Malaysian food is hard to come by in Canada, but now you can find it (or try it for the first time) right in Hamilton at Fisticuffs on Barton Street. This night-market inspired snack bar is serving up Chinese Malaysian eats and craft beer in a cool, atmospheric setting. If you haven’t check it out already, make sure Fisticuffs is on your list of places to eat in Hamilton.

Tell us about yourself and your business.
Fisticuffs is really a labour of love for John and I, we’ve been talking and dreaming about opening up our own space for years, ever since we first met working together at a restaurant in Toronto. I think that these shared conversations and dreams were a huge part of our relationship growing and solidifying. We moved to Hamilton during the pandemic and decided that it was finally time to make our dream a reality, and we started looking at commercial spaces. We’ve really worked on every part of this restaurant, from the original renovations of the space, to the curation of the beer menu, the creation of the cocktails, and of course the food that we create for people.

Your menu is inspired by your grandmother, tell us more about that.
Malaysian food isn’t easy to find, and it’s something that I’m always craving. When I first started dreaming up the ways that we could bring in the Chinese Malaysian food that I grew up eating, the idea started to evolve into the restaurant that we have right now. As Fisticuffs continued to grow I drew from the food that my grandma made for inspiration, and John started researching and recipe testing. My grandmother passed away fairly early into the pandemic and the huge loss that that had on myself and my whole family made me think about how much she brought people together through food, and I knew that I wanted the restaurant to truly be a dedication to her and her kitchen.

Your name really stands out, what’s the story behind it?
John thought of the name, and it just kind of stuck! Originally the idea for Fisticuffs was a dive bar, which it obviously evolved a lot from. The name and logo were conceived of before Fisticuffs became what it is today.

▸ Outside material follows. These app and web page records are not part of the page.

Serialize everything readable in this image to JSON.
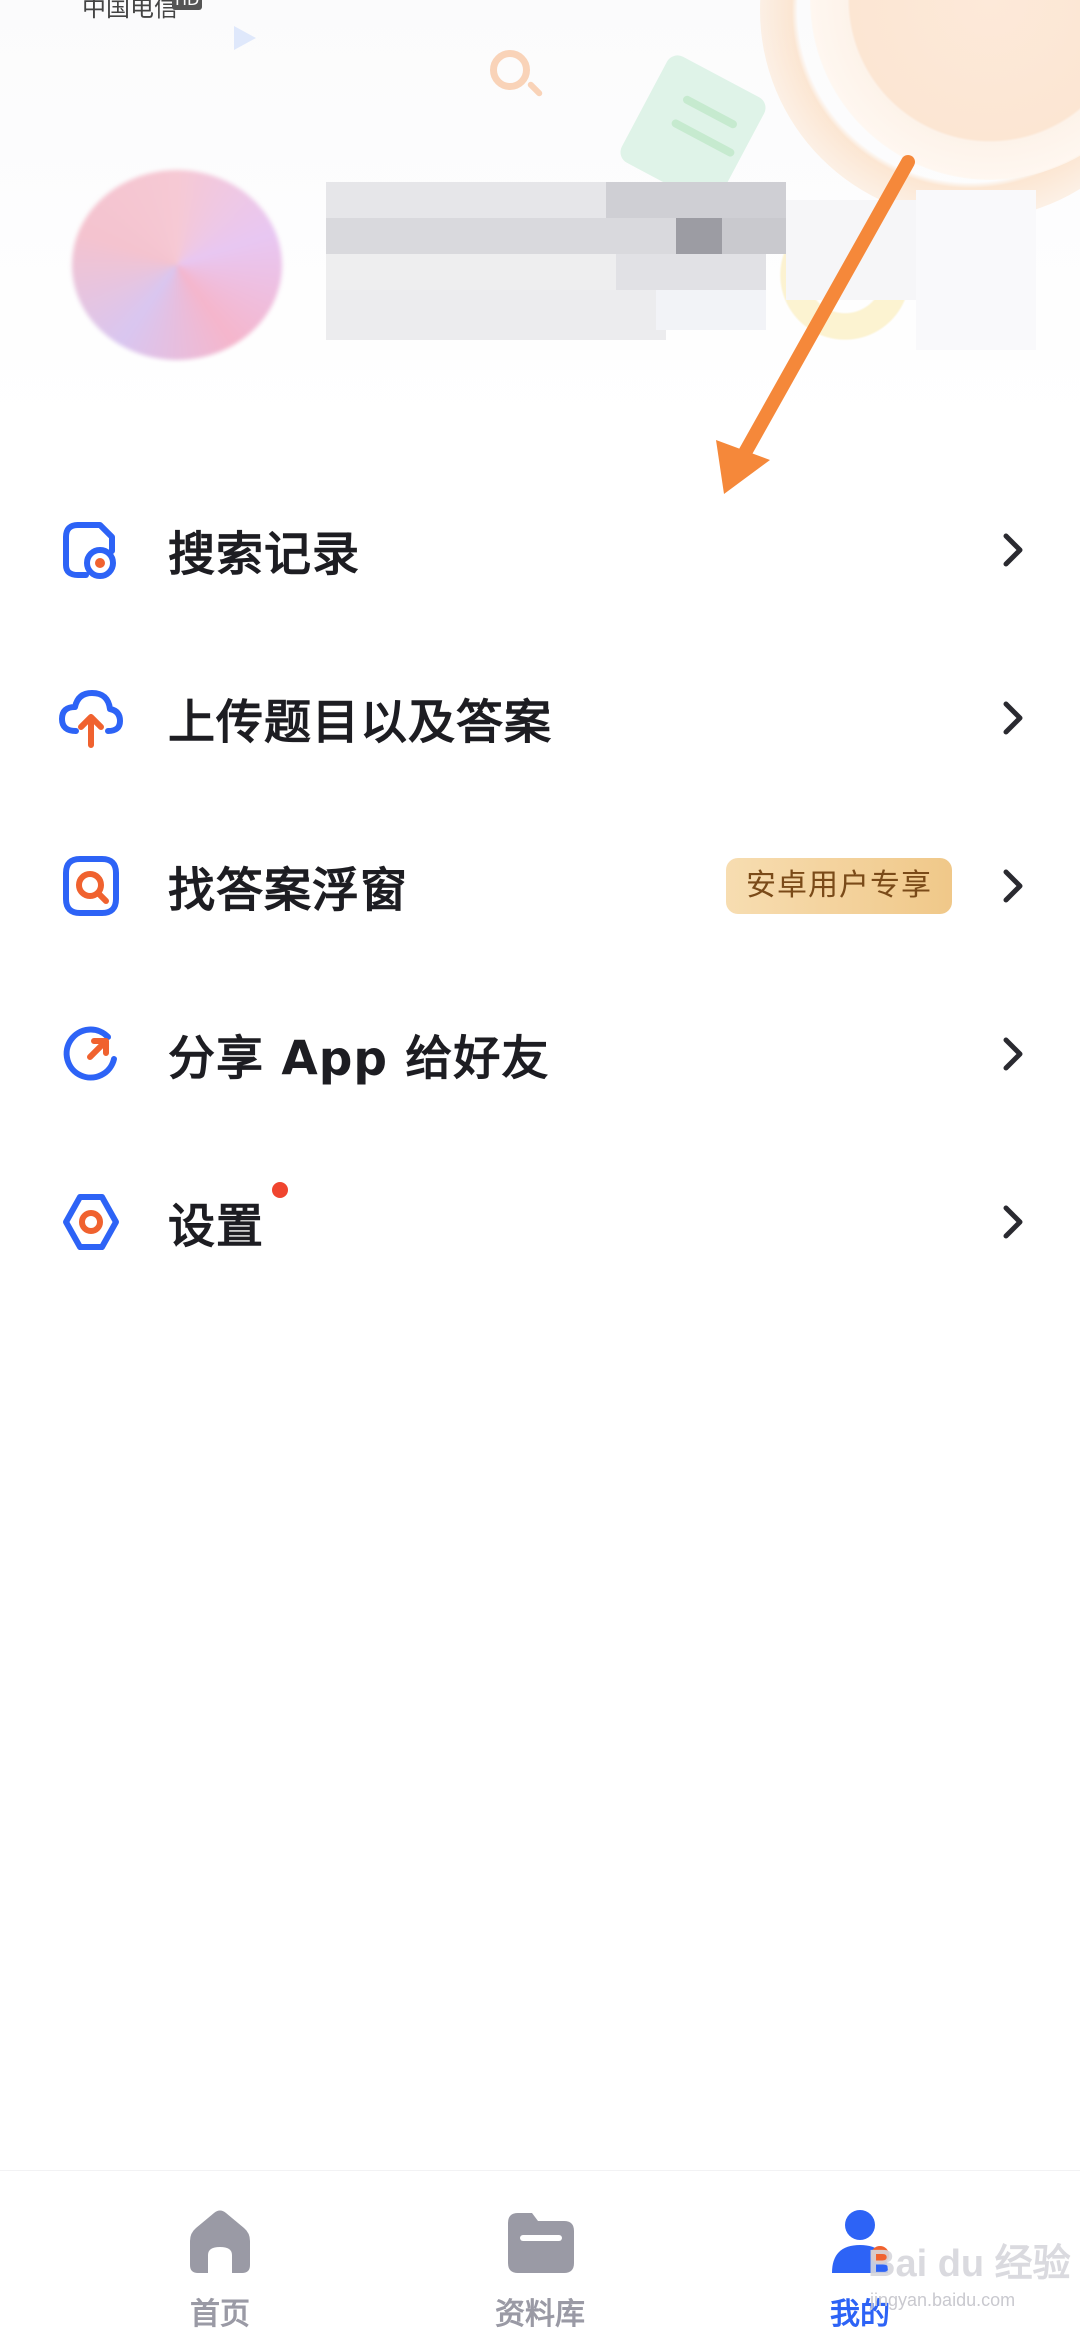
{
  "status_bar": {
    "carrier": "中国电信",
    "network_badge": "HD"
  },
  "profile": {
    "avatar_icon": "avatar-blurred",
    "name_blurred": true
  },
  "annotation": {
    "arrow_color": "#f5883a"
  },
  "menu": {
    "items": [
      {
        "icon": "search-history-icon",
        "label": "搜索记录"
      },
      {
        "icon": "upload-cloud-icon",
        "label": "上传题目以及答案"
      },
      {
        "icon": "floating-search-icon",
        "label": "找答案浮窗",
        "badge": "安卓用户专享"
      },
      {
        "icon": "share-icon",
        "label": "分享 App 给好友"
      },
      {
        "icon": "settings-icon",
        "label": "设置",
        "has_dot": true
      }
    ]
  },
  "tabbar": {
    "tabs": [
      {
        "icon": "home-icon",
        "label": "首页",
        "active": false
      },
      {
        "icon": "folder-icon",
        "label": "资料库",
        "active": false
      },
      {
        "icon": "profile-icon",
        "label": "我的",
        "active": true
      }
    ]
  },
  "watermark": {
    "text": "Bai du 经验",
    "url": "jingyan.baidu.com"
  },
  "colors": {
    "accent_blue": "#2d63f6",
    "accent_orange": "#f0622f",
    "badge_bg": "#f2cf93",
    "badge_text": "#7a4a18",
    "red_dot": "#f0452f"
  }
}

What do you want people to feel when they eat and drink at Fisticuffs?
When guests come to Fisticuffs we want to create a unique and memorable dining experience where the history of the flavours and traditions of the food can be felt. This is truly DIY and I want the personal touches to be felt just like they would at a hawker stall run by the same family for generations. Fisticuffs is a part of building new traditions for our family, and we want to bring guests and Hamilton into that experience, and make sure that it is always approachable, casual, and accessible.

What’s your favourite menu item and craft beer on the menu right now?
My favourite is definitely the Hokkien Mee, I could eat it every day. Right now I’m crushing the Fairweather Garden Grave, its a pale ale with peaches and black tea, made by a great local brewery.

You’re located on Barton Street, what do you love about your neighbourhood?
I love that Barton still feels like a hidden gem to explore. There’s so many cool little nooks plus new places opening up.

Besides your own place, where else do you like to eat or shop in the city?
Hamilton has so much to explore, and I definitely don’t get out as much as I would like. For drinks I love to go to Endless, Bar Sazerac, or The Argyle. I love to stop into the Hamilton Farmer’s Market to get a bagel from Joshy’s Good Eats, pizza from MaiPai of course, onigiri from Hanma, and date night at Berkley North.

Any advice to other small businesses wanting to open up shop in the city?
Patience and perseverance! We spent almost a year looking at venues across Hamilton with the help of our very patient realtor. We are working with a small budget, with the financial backing of our savings and some investment from our friends and families, and the Barton location honestly just fit our budget and had some of the expensive necessary equipment pieces (like a hood vent) already in place. We did as many of the renovations ourselves as we possibly could, with help from friends and family who came in to clean and paint.